So, imagine you're an Oklahoma resident who has dutifully attended to what are conceivably all the relevant details relating to your estate plan. You have thought long and hard about things such as the passing along of property to heirs, lawful tax avoidance, gifting, the special needs of select family members, the utility of trusts and myriad other matters.
Can anything go wrong down the road in the aftermath of your estate planning, say, with regard to disgruntled individuals who might ultimately seek to contest your will?
"People are living longer, and their lives are getting messier," notes one commentator in a recent article addressing will challenges. That media piece points out that life is far more complex for many families than it used to be ("more time for a second marriage, more time for valuables to pile up, more time for the family tree to sprout some unfamiliar branches"), with that fact sometimes throwing a wrench into administration matters during probate.
The above article notes the flat importance for any planner to be duly careful about the execution of a will, especially when it comes to making one "that's as bulletproof as possible."
How is that accomplished?
A good point to note initially is that boilerplate forms, that is, generic offerings available in stationary stores and online, are not the ticket to peace of mind regarding the efficacy of a will and its legal ability to accomplish what a drafter wants to happen following his or her death.
"The Internet is a terrible lawyer," notes the aforementioned media focus on careful planning.
A seasoned estate planning attorney with a demonstrated record of helping diverse clients fully attain planning objectives is of course a prudent alternative and immeasurable improvement over ready-made forms.

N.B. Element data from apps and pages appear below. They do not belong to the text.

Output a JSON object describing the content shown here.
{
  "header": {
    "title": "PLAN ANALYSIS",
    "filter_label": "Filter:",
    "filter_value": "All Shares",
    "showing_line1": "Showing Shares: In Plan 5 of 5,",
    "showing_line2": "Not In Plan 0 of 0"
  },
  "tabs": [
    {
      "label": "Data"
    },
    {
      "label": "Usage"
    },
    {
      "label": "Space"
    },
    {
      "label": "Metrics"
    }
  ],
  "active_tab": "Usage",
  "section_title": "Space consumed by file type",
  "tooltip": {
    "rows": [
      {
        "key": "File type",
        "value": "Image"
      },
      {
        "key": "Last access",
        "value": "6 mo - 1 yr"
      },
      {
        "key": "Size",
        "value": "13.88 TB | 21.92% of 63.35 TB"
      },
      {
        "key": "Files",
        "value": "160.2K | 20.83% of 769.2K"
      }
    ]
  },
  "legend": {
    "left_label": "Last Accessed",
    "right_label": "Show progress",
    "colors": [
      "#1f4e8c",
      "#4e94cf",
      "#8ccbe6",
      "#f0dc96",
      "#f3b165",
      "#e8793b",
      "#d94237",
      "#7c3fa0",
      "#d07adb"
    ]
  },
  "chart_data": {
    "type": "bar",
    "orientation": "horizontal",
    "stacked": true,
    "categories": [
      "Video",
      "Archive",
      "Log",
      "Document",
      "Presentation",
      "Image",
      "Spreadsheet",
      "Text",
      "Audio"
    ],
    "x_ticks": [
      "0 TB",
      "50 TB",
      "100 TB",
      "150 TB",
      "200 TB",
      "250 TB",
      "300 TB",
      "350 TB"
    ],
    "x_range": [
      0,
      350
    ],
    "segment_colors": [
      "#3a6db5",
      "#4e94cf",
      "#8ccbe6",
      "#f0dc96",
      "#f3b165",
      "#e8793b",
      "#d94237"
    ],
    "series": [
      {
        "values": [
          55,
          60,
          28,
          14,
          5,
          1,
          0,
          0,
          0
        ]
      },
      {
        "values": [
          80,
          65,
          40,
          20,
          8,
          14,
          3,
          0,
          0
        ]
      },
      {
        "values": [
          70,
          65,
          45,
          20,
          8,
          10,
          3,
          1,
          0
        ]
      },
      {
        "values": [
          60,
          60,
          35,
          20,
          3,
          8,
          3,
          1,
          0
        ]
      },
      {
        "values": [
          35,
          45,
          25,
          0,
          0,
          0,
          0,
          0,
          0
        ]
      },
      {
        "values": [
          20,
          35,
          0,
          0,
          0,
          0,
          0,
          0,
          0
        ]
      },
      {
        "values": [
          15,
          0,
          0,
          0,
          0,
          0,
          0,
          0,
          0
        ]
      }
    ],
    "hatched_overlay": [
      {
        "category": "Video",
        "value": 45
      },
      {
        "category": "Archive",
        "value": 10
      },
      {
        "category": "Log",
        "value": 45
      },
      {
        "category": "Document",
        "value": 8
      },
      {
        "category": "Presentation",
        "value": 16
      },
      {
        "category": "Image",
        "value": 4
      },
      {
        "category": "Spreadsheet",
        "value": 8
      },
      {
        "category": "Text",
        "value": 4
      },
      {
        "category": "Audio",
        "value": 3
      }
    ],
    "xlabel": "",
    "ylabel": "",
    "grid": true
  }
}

An experienced lawyer who routinely promotes the best interests of individuals and families across the full spectrum of estate planning matters can best ensure that desired outcomes down the road withstand challenges and are fully realized to the benefit of future generations.